» **Assignment**
Without changing a single word, output each entry.

» **The records**
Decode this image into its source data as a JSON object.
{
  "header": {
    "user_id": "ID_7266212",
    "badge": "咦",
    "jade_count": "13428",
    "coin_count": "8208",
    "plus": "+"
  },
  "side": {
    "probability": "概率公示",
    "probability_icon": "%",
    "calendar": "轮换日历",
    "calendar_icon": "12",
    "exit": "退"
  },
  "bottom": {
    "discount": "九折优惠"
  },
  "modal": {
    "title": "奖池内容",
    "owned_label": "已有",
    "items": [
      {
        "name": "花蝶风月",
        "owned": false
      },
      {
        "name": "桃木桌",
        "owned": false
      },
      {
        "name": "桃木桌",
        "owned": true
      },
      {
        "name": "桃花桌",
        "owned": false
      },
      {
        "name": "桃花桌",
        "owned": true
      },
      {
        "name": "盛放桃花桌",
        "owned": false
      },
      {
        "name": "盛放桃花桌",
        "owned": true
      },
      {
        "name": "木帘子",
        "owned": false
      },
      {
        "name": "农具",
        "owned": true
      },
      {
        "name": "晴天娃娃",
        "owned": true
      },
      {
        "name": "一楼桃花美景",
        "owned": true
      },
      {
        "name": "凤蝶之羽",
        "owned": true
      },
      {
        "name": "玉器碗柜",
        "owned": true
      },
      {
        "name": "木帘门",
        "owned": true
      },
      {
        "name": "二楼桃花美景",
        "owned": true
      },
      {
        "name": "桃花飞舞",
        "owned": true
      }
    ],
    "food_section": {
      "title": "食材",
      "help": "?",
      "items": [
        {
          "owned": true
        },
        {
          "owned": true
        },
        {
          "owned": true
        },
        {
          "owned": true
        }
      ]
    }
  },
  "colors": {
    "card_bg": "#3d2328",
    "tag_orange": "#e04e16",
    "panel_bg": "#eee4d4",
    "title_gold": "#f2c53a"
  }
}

» **Response below**
Decode this image into its source data as a JSON object.
{
  "header": {
    "user_id": "ID_7266212",
    "badge": "咦",
    "jade_count": "13428",
    "coin_count": "8208",
    "plus": "+"
  },
  "side": {
    "probability": "概率公示",
    "probability_icon": "%",
    "calendar": "轮换日历",
    "calendar_icon": "12",
    "exit": "退"
  },
  "bottom": {
    "discount": "九折优惠"
  },
  "modal": {
    "title": "奖池内容",
    "owned_label": "已有",
    "items": [
      {
        "name": "花蝶风月",
        "owned": false
      },
      {
        "name": "桃木桌",
        "owned": false
      },
      {
        "name": "桃木桌",
        "owned": true
      },
      {
        "name": "桃花桌",
        "owned": false
      },
      {
        "name": "桃花桌",
        "owned": true
      },
      {
        "name": "盛放桃花桌",
        "owned": false
      },
      {
        "name": "盛放桃花桌",
        "owned": true
      },
      {
        "name": "木帘子",
        "owned": false
      },
      {
        "name": "农具",
        "owned": true
      },
      {
        "name": "晴天娃娃",
        "owned": true
      },
      {
        "name": "一楼桃花美景",
        "owned": true
      },
      {
        "name": "凤蝶之羽",
        "owned": true
      },
      {
        "name": "玉器碗柜",
        "owned": true
      },
      {
        "name": "木帘门",
        "owned": true
      },
      {
        "name": "二楼桃花美景",
        "owned": true
      },
      {
        "name": "桃花飞舞",
        "owned": true
      }
    ],
    "food_section": {
      "title": "食材",
      "help": "?",
      "items": [
        {
          "owned": true
        },
        {
          "owned": true
        },
        {
          "owned": true
        },
        {
          "owned": true
        }
      ]
    }
  },
  "colors": {
    "card_bg": "#3d2328",
    "tag_orange": "#e04e16",
    "panel_bg": "#eee4d4",
    "title_gold": "#f2c53a"
  }
}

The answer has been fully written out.